TASK GOAL | Return every line of the data exactly as it appears.

Top of PROVIDED MATERIAL

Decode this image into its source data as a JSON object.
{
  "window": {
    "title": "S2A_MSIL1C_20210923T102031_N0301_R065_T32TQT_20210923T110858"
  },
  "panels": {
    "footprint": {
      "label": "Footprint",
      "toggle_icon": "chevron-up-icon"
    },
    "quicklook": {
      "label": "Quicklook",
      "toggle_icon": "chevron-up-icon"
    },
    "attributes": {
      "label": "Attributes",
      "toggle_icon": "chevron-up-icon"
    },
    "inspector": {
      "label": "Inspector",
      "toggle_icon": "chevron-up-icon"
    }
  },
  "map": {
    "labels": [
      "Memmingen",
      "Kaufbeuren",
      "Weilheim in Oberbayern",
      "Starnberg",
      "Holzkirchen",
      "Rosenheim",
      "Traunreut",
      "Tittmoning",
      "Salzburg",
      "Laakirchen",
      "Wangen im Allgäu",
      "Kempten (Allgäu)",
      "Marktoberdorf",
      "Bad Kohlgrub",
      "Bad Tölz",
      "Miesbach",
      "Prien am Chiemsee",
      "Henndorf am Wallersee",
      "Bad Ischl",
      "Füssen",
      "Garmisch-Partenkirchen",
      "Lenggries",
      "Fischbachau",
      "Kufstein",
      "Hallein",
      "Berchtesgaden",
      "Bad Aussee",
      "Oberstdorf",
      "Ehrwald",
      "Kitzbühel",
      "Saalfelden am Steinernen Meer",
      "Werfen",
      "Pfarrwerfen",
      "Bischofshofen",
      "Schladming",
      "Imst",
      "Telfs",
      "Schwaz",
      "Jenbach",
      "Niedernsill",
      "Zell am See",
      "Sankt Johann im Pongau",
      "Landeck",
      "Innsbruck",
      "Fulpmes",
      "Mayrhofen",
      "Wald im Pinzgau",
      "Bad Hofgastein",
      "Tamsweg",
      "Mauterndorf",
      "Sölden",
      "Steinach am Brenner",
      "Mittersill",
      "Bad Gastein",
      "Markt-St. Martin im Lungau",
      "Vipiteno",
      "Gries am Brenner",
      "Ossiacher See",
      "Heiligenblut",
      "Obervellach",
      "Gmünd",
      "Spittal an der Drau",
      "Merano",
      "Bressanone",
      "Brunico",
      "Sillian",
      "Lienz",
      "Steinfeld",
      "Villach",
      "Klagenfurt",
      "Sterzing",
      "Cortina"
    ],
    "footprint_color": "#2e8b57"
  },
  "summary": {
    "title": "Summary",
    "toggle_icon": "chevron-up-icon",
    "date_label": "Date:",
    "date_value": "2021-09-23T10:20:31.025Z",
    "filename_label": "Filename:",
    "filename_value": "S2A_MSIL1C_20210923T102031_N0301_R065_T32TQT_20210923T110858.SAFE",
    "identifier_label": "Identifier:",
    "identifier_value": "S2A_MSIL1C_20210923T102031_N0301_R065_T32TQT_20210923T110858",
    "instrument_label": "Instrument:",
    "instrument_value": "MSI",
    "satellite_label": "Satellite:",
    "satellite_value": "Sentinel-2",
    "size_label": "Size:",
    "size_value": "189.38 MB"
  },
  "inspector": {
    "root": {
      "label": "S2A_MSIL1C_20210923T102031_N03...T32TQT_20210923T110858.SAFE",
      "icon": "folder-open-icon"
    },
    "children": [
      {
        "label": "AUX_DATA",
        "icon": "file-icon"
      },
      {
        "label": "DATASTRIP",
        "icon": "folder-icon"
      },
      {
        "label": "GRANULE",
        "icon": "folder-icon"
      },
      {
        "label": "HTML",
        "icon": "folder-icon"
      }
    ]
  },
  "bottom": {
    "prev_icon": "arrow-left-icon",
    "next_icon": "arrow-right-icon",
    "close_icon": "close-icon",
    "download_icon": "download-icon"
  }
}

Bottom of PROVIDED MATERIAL

RESPONSE TO THE TASK |
Decode this image into its source data as a JSON object.
{
  "window": {
    "title": "S2A_MSIL1C_20210923T102031_N0301_R065_T32TQT_20210923T110858"
  },
  "panels": {
    "footprint": {
      "label": "Footprint",
      "toggle_icon": "chevron-up-icon"
    },
    "quicklook": {
      "label": "Quicklook",
      "toggle_icon": "chevron-up-icon"
    },
    "attributes": {
      "label": "Attributes",
      "toggle_icon": "chevron-up-icon"
    },
    "inspector": {
      "label": "Inspector",
      "toggle_icon": "chevron-up-icon"
    }
  },
  "map": {
    "labels": [
      "Memmingen",
      "Kaufbeuren",
      "Weilheim in Oberbayern",
      "Starnberg",
      "Holzkirchen",
      "Rosenheim",
      "Traunreut",
      "Tittmoning",
      "Salzburg",
      "Laakirchen",
      "Wangen im Allgäu",
      "Kempten (Allgäu)",
      "Marktoberdorf",
      "Bad Kohlgrub",
      "Bad Tölz",
      "Miesbach",
      "Prien am Chiemsee",
      "Henndorf am Wallersee",
      "Bad Ischl",
      "Füssen",
      "Garmisch-Partenkirchen",
      "Lenggries",
      "Fischbachau",
      "Kufstein",
      "Hallein",
      "Berchtesgaden",
      "Bad Aussee",
      "Oberstdorf",
      "Ehrwald",
      "Kitzbühel",
      "Saalfelden am Steinernen Meer",
      "Werfen",
      "Pfarrwerfen",
      "Bischofshofen",
      "Schladming",
      "Imst",
      "Telfs",
      "Schwaz",
      "Jenbach",
      "Niedernsill",
      "Zell am See",
      "Sankt Johann im Pongau",
      "Landeck",
      "Innsbruck",
      "Fulpmes",
      "Mayrhofen",
      "Wald im Pinzgau",
      "Bad Hofgastein",
      "Tamsweg",
      "Mauterndorf",
      "Sölden",
      "Steinach am Brenner",
      "Mittersill",
      "Bad Gastein",
      "Markt-St. Martin im Lungau",
      "Vipiteno",
      "Gries am Brenner",
      "Ossiacher See",
      "Heiligenblut",
      "Obervellach",
      "Gmünd",
      "Spittal an der Drau",
      "Merano",
      "Bressanone",
      "Brunico",
      "Sillian",
      "Lienz",
      "Steinfeld",
      "Villach",
      "Klagenfurt",
      "Sterzing",
      "Cortina"
    ],
    "footprint_color": "#2e8b57"
  },
  "summary": {
    "title": "Summary",
    "toggle_icon": "chevron-up-icon",
    "date_label": "Date:",
    "date_value": "2021-09-23T10:20:31.025Z",
    "filename_label": "Filename:",
    "filename_value": "S2A_MSIL1C_20210923T102031_N0301_R065_T32TQT_20210923T110858.SAFE",
    "identifier_label": "Identifier:",
    "identifier_value": "S2A_MSIL1C_20210923T102031_N0301_R065_T32TQT_20210923T110858",
    "instrument_label": "Instrument:",
    "instrument_value": "MSI",
    "satellite_label": "Satellite:",
    "satellite_value": "Sentinel-2",
    "size_label": "Size:",
    "size_value": "189.38 MB"
  },
  "inspector": {
    "root": {
      "label": "S2A_MSIL1C_20210923T102031_N03...T32TQT_20210923T110858.SAFE",
      "icon": "folder-open-icon"
    },
    "children": [
      {
        "label": "AUX_DATA",
        "icon": "file-icon"
      },
      {
        "label": "DATASTRIP",
        "icon": "folder-icon"
      },
      {
        "label": "GRANULE",
        "icon": "folder-icon"
      },
      {
        "label": "HTML",
        "icon": "folder-icon"
      }
    ]
  },
  "bottom": {
    "prev_icon": "arrow-left-icon",
    "next_icon": "arrow-right-icon",
    "close_icon": "close-icon",
    "download_icon": "download-icon"
  }
}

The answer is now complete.